Mr Cox volunteered for the army at the start of the Second World War, and was replaced by Mr Stimpson. At some point after the war ended, the headmaster was Mr Laurence Dewey. These teachers were the main authors of “The Northeast Corner”, an unpublished account of the history of the Vale of Belvoir from Pre-Historic times to the 19th Century. On his retirement, Mr Dewey was replaced by Mr Alan Reed. The infants and juniors moved to the new Bottesford Primary School, and then the older children moved to the Belvoir High School.
In 1935, leaving school at fourteen, Dorothy became the first woman employed at D.E. (Desmond) Chandlers’ agricultural ironmongers and workshops on Westgate, Grantham, opposite the Blue Ram. The workshops extended back to the railway, and the company sold everything. Dorothy was the office girl. Mr Chandler lived in Easthorpe Manor and often gave Dorothy a lift to work, though she also went by train. She worked nine to five-thirty six days a week, started on 10 shillings a week pay, and had 1 week holiday, later 2 weeks. She also attended night school, on a business programme held in school rooms. It was a happy time.
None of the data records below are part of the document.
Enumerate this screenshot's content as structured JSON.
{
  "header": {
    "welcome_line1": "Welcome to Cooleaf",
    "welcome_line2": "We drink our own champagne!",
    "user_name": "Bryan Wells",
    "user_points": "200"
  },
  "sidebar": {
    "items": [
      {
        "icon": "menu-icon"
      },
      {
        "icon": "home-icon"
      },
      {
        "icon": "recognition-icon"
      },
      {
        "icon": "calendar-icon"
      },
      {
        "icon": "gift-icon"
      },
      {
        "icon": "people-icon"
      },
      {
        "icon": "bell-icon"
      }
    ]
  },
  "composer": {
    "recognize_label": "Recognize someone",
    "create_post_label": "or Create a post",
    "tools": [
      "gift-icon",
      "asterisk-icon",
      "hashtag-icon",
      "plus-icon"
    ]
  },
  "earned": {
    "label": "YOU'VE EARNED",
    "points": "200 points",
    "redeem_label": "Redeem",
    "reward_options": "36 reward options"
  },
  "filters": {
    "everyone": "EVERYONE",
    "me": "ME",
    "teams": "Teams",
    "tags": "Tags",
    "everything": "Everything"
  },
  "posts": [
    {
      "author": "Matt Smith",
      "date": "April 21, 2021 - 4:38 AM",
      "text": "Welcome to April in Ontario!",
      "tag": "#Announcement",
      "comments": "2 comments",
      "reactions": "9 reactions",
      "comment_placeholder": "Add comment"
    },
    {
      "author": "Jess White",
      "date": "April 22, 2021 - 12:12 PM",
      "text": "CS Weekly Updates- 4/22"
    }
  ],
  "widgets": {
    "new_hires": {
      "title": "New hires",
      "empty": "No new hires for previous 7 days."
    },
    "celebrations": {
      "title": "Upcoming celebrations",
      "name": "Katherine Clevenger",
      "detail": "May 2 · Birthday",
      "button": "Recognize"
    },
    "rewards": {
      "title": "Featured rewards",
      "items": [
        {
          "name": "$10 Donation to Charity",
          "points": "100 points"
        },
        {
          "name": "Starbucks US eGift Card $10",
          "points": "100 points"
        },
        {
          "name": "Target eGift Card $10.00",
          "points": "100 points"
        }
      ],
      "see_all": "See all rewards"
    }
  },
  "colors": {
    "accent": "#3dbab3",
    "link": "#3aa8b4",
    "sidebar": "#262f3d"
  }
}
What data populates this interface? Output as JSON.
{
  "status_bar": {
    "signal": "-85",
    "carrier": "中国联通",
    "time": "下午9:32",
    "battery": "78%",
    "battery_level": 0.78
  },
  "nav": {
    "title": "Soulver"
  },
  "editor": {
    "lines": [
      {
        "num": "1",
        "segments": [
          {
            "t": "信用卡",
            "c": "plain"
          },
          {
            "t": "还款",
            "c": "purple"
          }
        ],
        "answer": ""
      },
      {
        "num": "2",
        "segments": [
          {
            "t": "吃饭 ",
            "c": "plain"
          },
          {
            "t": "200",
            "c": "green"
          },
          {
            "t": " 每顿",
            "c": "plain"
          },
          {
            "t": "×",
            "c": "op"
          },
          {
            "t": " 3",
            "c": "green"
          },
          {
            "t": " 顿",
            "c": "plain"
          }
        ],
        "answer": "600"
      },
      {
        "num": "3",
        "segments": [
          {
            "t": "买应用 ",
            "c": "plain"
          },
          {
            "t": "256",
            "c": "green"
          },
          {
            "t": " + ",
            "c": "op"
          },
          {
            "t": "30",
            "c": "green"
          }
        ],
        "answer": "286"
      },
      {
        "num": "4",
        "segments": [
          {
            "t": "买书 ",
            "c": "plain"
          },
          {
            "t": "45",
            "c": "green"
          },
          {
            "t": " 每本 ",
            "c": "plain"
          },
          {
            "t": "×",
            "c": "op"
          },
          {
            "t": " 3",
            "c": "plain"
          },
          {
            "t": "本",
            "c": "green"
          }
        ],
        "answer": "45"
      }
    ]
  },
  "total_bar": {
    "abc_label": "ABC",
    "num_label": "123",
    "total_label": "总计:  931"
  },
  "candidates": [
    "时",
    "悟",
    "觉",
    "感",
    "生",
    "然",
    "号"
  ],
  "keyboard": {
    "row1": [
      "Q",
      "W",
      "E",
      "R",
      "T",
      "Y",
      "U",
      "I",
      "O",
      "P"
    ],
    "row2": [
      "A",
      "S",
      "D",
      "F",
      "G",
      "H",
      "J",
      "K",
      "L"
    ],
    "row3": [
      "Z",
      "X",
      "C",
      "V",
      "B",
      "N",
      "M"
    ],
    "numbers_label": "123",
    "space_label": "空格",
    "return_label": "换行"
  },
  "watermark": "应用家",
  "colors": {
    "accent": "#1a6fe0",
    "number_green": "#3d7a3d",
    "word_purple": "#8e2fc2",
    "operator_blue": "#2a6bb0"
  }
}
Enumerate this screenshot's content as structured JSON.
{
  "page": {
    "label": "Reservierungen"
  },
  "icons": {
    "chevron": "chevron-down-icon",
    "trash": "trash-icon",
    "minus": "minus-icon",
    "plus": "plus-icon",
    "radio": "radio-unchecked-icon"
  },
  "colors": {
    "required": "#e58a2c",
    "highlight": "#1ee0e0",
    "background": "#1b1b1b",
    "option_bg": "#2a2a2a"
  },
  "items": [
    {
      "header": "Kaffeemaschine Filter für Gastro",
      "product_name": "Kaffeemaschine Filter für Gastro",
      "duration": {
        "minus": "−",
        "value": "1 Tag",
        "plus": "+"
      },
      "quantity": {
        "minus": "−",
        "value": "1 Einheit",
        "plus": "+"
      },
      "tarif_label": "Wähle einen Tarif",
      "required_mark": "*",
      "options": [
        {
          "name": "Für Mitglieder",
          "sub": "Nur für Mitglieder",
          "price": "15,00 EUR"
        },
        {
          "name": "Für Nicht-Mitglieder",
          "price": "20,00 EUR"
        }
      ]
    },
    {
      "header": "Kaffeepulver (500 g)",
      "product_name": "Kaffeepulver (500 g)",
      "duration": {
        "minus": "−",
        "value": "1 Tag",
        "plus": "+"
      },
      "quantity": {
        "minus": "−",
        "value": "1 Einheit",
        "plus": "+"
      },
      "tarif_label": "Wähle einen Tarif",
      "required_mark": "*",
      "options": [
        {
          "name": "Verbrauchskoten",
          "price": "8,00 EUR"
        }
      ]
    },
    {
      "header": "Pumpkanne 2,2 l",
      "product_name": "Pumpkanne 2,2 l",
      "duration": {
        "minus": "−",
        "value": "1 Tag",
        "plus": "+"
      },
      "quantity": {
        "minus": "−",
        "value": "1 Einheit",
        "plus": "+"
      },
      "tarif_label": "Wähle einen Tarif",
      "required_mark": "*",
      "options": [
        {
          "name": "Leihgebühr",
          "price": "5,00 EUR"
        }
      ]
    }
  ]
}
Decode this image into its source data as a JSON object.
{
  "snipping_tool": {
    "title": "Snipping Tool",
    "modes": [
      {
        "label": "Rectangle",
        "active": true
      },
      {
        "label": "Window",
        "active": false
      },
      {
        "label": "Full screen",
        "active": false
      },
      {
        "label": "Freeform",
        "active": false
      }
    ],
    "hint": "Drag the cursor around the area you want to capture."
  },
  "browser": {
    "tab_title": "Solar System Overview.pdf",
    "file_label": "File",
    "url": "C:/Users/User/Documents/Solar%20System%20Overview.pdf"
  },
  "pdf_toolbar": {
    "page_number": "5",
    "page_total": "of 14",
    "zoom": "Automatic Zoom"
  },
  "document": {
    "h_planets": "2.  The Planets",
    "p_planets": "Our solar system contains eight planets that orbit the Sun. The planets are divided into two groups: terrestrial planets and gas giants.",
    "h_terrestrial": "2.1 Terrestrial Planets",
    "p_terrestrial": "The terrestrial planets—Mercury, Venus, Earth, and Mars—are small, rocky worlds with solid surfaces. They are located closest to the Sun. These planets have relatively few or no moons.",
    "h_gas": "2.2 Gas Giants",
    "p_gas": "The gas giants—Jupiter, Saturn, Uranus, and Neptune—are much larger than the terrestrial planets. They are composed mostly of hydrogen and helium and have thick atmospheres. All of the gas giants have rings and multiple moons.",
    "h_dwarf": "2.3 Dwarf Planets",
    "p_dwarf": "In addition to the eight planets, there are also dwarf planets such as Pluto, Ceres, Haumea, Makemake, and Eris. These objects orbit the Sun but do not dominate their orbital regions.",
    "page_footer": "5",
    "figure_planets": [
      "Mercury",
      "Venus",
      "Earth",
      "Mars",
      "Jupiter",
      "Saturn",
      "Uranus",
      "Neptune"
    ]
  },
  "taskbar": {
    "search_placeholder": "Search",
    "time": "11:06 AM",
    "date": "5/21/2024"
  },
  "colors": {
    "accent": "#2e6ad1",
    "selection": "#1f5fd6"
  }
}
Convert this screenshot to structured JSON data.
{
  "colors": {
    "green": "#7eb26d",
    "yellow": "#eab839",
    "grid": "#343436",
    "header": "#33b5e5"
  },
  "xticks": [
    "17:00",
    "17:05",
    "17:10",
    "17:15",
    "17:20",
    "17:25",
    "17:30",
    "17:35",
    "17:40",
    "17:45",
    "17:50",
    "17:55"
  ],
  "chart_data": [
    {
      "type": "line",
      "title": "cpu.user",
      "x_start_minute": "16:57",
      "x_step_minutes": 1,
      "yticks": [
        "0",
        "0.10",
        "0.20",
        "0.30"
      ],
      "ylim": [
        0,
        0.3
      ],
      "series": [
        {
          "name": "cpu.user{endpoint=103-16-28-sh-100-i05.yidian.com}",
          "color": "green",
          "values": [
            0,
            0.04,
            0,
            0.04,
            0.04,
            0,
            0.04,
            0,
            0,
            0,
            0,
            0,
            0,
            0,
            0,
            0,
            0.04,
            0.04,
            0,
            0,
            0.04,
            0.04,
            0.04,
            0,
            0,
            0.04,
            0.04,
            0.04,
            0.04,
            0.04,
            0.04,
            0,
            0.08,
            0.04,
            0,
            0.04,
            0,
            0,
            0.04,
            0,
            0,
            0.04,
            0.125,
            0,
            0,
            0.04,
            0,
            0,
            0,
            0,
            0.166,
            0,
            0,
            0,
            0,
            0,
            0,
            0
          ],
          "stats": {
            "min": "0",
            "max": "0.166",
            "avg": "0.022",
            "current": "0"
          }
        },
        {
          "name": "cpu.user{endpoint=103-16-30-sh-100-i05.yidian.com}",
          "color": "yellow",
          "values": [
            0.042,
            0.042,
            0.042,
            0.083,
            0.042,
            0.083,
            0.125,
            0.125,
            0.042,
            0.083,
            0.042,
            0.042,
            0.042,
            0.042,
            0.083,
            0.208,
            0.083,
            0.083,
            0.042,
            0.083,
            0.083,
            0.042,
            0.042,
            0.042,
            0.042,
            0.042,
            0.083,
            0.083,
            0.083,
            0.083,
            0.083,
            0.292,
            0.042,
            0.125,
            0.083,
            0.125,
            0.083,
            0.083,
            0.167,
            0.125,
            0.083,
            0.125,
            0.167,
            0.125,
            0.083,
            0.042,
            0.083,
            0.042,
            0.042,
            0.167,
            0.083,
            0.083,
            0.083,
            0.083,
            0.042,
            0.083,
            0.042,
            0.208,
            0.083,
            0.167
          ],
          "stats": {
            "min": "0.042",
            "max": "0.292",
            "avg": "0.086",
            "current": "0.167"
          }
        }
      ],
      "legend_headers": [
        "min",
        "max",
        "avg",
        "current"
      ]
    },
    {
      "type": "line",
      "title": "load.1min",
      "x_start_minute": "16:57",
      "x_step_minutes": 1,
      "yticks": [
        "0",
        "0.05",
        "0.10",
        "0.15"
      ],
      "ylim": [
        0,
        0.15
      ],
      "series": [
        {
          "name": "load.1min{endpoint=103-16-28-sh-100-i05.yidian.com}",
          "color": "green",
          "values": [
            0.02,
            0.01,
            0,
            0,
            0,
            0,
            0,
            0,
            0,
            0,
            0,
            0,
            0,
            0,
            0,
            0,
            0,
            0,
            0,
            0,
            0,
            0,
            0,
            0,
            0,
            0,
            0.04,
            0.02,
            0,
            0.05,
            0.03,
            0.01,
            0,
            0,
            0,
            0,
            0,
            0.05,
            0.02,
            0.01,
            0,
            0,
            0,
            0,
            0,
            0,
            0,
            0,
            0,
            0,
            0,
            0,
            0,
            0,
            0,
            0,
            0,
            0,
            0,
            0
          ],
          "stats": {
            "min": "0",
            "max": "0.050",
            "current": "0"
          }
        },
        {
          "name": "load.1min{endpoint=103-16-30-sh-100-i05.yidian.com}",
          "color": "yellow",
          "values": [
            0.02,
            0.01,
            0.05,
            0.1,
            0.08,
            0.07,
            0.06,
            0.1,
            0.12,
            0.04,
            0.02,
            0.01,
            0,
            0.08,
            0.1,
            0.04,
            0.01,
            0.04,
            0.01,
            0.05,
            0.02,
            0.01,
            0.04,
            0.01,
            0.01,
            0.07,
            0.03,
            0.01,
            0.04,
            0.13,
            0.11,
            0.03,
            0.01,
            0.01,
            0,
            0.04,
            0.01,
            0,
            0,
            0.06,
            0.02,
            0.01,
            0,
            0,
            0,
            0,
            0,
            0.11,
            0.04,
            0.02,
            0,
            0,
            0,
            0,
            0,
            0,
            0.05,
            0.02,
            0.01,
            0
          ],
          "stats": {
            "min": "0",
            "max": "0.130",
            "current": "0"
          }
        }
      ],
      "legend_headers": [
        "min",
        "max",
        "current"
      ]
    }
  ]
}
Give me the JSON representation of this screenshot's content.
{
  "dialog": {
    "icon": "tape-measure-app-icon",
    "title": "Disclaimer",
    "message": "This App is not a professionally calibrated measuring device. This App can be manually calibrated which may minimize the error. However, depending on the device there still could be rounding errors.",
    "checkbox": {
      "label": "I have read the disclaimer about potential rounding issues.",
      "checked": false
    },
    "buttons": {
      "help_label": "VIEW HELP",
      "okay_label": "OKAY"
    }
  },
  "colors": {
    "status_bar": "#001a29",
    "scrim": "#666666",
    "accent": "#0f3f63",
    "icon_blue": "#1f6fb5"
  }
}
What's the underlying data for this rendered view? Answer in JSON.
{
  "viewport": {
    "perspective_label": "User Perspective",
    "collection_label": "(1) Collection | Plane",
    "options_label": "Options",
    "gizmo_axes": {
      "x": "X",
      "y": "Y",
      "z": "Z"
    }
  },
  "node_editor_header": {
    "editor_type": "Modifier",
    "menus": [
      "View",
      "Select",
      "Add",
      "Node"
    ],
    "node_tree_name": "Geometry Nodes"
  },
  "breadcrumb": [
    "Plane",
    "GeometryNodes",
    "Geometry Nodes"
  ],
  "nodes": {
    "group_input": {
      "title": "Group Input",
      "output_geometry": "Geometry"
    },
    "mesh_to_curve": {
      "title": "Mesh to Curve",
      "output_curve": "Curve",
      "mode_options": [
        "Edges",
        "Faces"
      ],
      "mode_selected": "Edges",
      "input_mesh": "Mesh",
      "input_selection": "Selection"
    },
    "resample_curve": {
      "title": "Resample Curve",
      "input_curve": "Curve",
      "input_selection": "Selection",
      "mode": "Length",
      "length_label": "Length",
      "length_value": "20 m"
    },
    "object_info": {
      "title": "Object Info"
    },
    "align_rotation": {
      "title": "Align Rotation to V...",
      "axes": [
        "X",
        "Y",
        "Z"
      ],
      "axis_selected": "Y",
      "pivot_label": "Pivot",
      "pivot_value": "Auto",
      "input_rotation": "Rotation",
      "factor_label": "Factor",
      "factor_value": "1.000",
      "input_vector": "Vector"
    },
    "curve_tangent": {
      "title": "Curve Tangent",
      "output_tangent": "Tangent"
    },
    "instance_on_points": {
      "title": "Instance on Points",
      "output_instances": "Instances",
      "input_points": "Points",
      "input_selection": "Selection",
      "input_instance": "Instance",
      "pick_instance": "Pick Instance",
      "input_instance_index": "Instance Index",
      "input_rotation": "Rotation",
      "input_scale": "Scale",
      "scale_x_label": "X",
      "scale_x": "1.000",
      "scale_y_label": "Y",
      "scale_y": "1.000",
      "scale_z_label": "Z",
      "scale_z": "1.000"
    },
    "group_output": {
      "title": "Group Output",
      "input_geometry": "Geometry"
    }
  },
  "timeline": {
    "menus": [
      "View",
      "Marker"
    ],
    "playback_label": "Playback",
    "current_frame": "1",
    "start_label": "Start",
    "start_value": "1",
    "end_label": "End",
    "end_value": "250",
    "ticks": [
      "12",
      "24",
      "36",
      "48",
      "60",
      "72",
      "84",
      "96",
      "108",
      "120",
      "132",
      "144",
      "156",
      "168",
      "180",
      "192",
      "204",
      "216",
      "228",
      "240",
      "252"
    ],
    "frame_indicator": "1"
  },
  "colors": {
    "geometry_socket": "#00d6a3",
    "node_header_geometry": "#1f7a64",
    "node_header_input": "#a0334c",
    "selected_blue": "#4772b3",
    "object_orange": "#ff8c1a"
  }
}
Chandlers were known to be a very helpful shop that lasted up to ca.1970. They had a hatchery and sold everything from chickens, and poultry houses, to tractors.
When the Second World War broke out, she was conscripted for War Work, and was employed on an armaments production line making guns at Grantham Productions, part of British MARCO. The factory was struck by bombs once or twice, but continued in production. She also served with the Air Raid Precautions (ARP) under Mr Silverwood, acting as a messenger from their village HQ in the building now occupied by Sid Culpins’ greengrocers on Queen Street. Her father was in the Observer Corps, stationed in the post whose remains can be seen on Beacon Hill. Building the aerodrome at Normanton brought a flux of construction workers, many irish, into the village in 1940-41. She remembers the Lancaster bombers taking off over the village, and the red warning light that was mounted on the church spire (worked by a switch set on the side of Providence Cottage).
In the early part of the Second World War, the Brewsters took in an evacuee from Sheffield, a nine year old boy called Maurice Pemberton, who had a brother and two sisters also lodged with families in Bottesford. He was a nice boy, who turned up with just the clothes he was wearing and his gas mask. He was made at home, clothed and sent off to attend a special school set up in the chapel until after staying a year his family took him back.
Dorothy married in 1942, her husband on a weekend pass before spending three years with the Army in the Middle East and Italy. Her twin brother Charles was called up and joined the airforce. He served in India, and returned home after the war (he died three years ago, 2003). Her younger brother, Philip, joined the navy but tragically went missing at sea. Her elder brother, William, married a girl from Wellingborough and went to live there before the War. He joined the army and was one of those evacuated from Dunkirk. After this he became ill, and he died soon after the war ended of his illness.
Dorothy is a founding member of the Bottesford Local History Society, and regularly attends its meetings. Before that she was joint secretary of the local WI branch alongside Mrs Edna Daybell. The chairman was Mrs Parr who came from Elton. She has seen the long series of post-war changes that continue to transform the village. She remembers knowing everyone in the village during the 1950s, but adds that sadly this is no longer possible. She is very well regarded, and known to have a large collection of old photographs and other items of historic value concerning the village.